Not to be confused with the Governments Help to Buy ISA, the Help to Buy Scheme is another Government initiative to help those who want to get on to the property ladder, as well as those who are already on it.
The Help to Buy Scheme aims to make it possible for those wanting to buy a new build or existing home up to the value of £600,000, with as little as 5% deposit.
There are 2 options in relation to the Help to Buy Scheme;
1) Help to Buy – Mortgage Guarantee
2) Help to Buy – Equity Loan
Note that there are other options available with regards to obtaining a mortgage however, for this post we will concentrate on the above two. Financial Advice should always be sought when looking at your mortgage options to ensure you obtain the right mortgage for your circumstances.

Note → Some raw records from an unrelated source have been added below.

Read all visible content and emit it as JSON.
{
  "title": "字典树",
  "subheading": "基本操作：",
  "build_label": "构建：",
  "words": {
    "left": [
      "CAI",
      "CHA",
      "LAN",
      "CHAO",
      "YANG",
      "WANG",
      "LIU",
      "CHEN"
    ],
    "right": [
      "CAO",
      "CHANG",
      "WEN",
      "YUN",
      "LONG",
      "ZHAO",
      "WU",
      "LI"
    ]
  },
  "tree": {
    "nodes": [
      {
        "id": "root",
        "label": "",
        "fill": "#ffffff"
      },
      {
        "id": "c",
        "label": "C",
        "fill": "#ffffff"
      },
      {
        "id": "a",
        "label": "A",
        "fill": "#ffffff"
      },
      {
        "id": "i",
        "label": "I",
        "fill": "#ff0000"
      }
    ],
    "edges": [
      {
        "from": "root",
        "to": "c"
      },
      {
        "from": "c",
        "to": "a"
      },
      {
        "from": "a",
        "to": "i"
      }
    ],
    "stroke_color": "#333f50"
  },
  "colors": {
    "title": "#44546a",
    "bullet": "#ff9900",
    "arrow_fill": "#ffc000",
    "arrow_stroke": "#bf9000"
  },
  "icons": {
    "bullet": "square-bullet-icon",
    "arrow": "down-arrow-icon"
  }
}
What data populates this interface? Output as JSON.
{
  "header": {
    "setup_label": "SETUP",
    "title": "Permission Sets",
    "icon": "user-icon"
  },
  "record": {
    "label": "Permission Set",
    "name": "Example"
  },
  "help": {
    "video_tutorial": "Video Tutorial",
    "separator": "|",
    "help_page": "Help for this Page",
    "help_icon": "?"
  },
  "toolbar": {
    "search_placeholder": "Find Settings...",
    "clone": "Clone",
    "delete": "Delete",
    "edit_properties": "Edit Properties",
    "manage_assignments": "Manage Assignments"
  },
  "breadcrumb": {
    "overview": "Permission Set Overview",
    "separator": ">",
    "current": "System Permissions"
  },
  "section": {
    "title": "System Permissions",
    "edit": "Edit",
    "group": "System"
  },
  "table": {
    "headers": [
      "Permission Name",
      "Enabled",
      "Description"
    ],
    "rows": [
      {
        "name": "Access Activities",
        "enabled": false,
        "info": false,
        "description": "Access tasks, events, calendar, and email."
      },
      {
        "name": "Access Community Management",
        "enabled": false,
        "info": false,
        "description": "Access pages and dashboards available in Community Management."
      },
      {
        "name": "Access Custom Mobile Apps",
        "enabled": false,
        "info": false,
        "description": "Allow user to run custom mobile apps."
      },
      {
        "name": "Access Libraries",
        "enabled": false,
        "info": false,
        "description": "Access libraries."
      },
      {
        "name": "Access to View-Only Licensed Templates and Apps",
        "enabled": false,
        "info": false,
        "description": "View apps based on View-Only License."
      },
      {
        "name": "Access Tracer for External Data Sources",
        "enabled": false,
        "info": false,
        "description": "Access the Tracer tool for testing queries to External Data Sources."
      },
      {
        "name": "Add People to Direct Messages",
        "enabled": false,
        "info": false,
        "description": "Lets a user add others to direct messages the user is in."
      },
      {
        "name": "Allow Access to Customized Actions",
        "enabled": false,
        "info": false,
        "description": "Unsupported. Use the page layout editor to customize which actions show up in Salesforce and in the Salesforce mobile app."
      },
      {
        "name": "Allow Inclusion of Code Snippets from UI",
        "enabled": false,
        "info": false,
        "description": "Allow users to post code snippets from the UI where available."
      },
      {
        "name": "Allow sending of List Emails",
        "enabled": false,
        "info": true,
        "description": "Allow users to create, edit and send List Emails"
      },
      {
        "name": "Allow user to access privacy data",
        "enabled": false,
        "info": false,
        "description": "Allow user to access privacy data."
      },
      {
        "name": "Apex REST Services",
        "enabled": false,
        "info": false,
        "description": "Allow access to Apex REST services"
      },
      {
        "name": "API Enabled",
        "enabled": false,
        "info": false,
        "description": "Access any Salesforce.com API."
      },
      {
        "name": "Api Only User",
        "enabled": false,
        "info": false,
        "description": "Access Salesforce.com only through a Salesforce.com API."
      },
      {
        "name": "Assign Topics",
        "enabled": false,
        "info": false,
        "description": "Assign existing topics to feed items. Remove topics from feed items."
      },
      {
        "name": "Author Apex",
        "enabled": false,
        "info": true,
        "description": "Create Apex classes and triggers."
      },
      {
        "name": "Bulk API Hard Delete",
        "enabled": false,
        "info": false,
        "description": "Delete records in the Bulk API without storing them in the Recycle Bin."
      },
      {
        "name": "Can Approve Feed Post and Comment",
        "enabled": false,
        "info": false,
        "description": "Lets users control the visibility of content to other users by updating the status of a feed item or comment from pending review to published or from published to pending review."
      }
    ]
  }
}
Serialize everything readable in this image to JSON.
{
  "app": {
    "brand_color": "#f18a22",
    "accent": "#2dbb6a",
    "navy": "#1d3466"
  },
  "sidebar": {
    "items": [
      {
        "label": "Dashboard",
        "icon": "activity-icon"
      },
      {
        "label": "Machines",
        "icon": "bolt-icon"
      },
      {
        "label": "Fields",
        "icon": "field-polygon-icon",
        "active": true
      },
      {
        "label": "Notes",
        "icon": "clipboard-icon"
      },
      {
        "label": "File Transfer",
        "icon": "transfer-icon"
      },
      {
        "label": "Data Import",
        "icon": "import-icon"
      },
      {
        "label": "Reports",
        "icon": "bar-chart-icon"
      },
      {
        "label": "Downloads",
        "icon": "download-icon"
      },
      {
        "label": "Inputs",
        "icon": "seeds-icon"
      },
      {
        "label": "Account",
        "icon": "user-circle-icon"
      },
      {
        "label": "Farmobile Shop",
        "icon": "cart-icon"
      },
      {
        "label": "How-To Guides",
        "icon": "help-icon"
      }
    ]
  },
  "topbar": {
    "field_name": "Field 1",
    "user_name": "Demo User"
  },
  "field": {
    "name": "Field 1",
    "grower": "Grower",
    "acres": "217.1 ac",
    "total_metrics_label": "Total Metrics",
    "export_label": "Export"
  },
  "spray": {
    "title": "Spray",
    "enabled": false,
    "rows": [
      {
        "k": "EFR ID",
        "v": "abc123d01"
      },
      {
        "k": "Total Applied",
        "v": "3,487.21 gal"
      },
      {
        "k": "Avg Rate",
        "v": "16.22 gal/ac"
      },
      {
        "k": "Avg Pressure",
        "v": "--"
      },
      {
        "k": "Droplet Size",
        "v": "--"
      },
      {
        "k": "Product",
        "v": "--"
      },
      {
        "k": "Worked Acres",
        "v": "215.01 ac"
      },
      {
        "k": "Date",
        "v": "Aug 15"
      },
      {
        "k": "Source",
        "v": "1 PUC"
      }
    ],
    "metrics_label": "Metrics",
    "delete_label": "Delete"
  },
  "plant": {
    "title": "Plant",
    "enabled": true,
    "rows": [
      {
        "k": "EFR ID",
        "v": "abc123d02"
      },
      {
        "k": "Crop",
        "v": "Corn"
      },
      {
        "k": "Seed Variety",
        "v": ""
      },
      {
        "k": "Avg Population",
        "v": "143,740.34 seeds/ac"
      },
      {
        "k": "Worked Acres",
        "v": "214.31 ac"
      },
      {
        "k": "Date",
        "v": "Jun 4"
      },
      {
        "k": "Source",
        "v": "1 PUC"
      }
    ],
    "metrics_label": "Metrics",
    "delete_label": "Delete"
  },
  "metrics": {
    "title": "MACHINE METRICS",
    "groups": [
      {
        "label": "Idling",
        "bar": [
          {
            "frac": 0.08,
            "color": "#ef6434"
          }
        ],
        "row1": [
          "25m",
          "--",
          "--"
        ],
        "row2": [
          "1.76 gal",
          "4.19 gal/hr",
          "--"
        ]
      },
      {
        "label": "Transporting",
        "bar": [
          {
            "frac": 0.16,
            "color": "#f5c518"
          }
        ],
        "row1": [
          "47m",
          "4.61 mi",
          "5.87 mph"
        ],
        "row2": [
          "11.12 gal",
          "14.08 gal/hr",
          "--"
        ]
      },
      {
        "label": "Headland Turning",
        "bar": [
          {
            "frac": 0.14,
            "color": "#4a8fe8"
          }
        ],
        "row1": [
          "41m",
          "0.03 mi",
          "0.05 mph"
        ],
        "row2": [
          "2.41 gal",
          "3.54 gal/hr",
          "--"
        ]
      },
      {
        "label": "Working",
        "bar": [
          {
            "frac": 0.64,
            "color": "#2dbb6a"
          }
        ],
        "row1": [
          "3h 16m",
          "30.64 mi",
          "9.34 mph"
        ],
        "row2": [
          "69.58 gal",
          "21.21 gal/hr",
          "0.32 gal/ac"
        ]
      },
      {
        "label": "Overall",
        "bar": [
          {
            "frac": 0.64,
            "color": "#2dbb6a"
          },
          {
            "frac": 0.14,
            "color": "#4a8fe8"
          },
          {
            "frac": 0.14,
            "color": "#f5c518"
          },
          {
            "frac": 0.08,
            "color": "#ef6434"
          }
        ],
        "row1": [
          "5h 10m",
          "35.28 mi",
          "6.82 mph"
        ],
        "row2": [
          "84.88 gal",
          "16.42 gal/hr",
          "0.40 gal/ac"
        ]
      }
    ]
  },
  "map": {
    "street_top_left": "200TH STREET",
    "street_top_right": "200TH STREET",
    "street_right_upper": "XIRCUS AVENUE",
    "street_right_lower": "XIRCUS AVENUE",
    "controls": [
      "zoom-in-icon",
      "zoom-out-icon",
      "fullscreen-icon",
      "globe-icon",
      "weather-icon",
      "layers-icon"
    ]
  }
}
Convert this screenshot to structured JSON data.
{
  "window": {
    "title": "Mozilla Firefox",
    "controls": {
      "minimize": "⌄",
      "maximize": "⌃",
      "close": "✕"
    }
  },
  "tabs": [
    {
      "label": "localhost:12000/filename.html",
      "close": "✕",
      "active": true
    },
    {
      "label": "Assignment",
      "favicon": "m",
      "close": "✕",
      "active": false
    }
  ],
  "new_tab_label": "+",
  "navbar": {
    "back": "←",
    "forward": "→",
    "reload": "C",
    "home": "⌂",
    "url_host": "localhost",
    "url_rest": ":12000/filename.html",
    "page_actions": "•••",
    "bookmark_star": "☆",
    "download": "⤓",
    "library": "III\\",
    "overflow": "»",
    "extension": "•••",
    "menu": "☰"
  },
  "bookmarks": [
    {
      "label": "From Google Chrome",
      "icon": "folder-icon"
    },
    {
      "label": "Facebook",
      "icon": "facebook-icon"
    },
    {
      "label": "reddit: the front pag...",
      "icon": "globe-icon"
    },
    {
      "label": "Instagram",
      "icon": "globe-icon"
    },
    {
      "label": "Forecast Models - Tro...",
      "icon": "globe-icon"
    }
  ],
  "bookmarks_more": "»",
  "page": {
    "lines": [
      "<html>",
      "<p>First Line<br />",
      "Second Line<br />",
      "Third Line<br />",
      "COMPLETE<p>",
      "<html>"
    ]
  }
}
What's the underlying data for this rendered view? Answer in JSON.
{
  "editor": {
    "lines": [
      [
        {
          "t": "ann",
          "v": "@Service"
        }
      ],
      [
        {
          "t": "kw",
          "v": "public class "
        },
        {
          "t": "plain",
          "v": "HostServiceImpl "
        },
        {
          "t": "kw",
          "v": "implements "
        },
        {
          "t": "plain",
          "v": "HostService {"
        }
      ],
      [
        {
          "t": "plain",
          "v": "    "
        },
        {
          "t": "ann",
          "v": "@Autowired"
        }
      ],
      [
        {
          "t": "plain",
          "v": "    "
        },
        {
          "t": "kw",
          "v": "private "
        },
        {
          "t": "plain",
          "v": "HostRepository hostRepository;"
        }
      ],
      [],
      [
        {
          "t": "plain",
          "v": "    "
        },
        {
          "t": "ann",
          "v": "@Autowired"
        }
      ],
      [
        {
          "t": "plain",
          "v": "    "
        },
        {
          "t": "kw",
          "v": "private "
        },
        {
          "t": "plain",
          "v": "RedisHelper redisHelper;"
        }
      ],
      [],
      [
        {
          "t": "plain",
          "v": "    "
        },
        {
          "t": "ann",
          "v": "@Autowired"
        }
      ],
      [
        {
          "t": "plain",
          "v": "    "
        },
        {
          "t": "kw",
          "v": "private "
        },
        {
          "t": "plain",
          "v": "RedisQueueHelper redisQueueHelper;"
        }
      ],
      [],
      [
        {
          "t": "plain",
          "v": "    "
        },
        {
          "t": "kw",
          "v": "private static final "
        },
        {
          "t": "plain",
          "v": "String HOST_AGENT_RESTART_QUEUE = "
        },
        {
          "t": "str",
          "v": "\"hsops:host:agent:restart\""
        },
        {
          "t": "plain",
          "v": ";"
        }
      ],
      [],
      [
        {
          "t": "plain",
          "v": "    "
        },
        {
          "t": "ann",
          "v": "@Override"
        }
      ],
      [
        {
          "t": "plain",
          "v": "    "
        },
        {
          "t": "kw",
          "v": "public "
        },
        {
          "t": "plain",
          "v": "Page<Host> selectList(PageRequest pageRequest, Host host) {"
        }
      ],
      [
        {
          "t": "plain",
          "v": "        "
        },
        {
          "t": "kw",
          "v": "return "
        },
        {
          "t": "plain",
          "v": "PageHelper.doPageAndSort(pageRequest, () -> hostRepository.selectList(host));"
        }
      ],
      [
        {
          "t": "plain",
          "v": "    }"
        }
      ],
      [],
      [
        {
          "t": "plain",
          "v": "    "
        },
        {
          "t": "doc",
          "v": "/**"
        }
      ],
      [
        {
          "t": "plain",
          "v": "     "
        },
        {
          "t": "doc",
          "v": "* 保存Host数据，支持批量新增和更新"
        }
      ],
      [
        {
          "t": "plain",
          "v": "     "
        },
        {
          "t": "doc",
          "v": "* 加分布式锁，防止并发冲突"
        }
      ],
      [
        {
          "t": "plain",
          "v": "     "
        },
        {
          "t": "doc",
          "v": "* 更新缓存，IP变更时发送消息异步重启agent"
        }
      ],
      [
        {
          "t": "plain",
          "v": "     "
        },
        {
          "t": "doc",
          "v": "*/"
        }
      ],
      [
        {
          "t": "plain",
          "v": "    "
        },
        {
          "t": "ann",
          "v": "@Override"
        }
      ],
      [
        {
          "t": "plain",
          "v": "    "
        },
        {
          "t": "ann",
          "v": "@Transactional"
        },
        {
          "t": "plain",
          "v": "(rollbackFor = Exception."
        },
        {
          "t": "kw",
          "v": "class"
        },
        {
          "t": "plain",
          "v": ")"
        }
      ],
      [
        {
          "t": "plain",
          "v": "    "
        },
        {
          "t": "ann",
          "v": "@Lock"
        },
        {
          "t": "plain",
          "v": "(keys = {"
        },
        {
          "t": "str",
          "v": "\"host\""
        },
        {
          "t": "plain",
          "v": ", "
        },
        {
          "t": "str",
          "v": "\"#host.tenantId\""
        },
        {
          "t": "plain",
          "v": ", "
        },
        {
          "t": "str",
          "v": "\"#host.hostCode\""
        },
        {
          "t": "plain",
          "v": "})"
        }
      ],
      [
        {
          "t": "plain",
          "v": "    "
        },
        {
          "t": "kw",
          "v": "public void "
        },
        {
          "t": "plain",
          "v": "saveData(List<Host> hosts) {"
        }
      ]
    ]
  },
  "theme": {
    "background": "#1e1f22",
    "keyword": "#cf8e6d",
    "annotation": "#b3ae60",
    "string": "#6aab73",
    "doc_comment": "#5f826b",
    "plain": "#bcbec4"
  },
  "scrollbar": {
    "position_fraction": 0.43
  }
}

Help to Buy – Mortgage Guarantee
This scheme has been introduced to encourage mortgage lenders to lend to those individuals who has enough income to be able to repay a mortgage but are struggling to be able to save enough of a deposit. With this scheme, the individual will own the property outright and will need to raise just 5% deposit to qualify.
So, how does it work? The Government offers the mortgage provider a 15% ‘insurance guarantee’ on the mortgage being offered. The individual puts down the 5% deposit that they have saved and in turn the lenders who have singed up to the scheme are able to offer more high-loan-to-value mortgages.
The individual will be fully responsible for all the mortgage repayments and will still be taking out a 95% mortgage that will need to be repaid over the term.
This scheme will be available until December 2016 and to qualify, the following criteria needs to be met;
Not every mortgage lender is registered to take part in the Help to Buy – Mortgage Guarantee Scheme
Help to Buy – Equity Loan
This may be a good option if you’ve managed to save up a 5% deposit and you want to buy a new build.
As long as an individual meets the criteria, the Government may offer a 20% interest free loan which will enable the individual to apply for a mortgage for the remaining 75% of the house value.
As the individual will be applying for a 75% loan, rather than a 95% loan, this will give them access to more and usually cheaper deals on the mortgage market.
It is important to note that the interest free loan of 20% from the Government is only interest free for the first 5 years and that from year 6 onwards interest will be charged on the loan. It’s therefore important to ensure that this would be affordable in the future. The debt is then repaid either when the individual moves house or at the end of the mortgage term (whichever comes first). The debt always stands at 20% of the house value even when interest has been paid on the loan therefore, the Government will absorb any loss or gain which the property value accumulates. This could result in an individual paying back a lot more than they borrowed initially.
This Scheme is available to both first time buyers as well as those looking to move home but only when purchasing a new build up to the value of £600,000. The property won’t be able to be sublet nor can the individual enter into a part exchange deal on their old home. They should not own any other property at the time they buy their new home with a Help to Buy equity loan.
All the information above is provided to be a guide only and not to replace professional financial advice. If you need advice or are looking to buy your own home why not get in touch to see if we can help?
Your home may be repossessed if you do not keep up repayments on your mortgage.
The will be a fee for Mortgage Advice. The precise amount will depend upon your circumstances but we estimate that it will be £295.00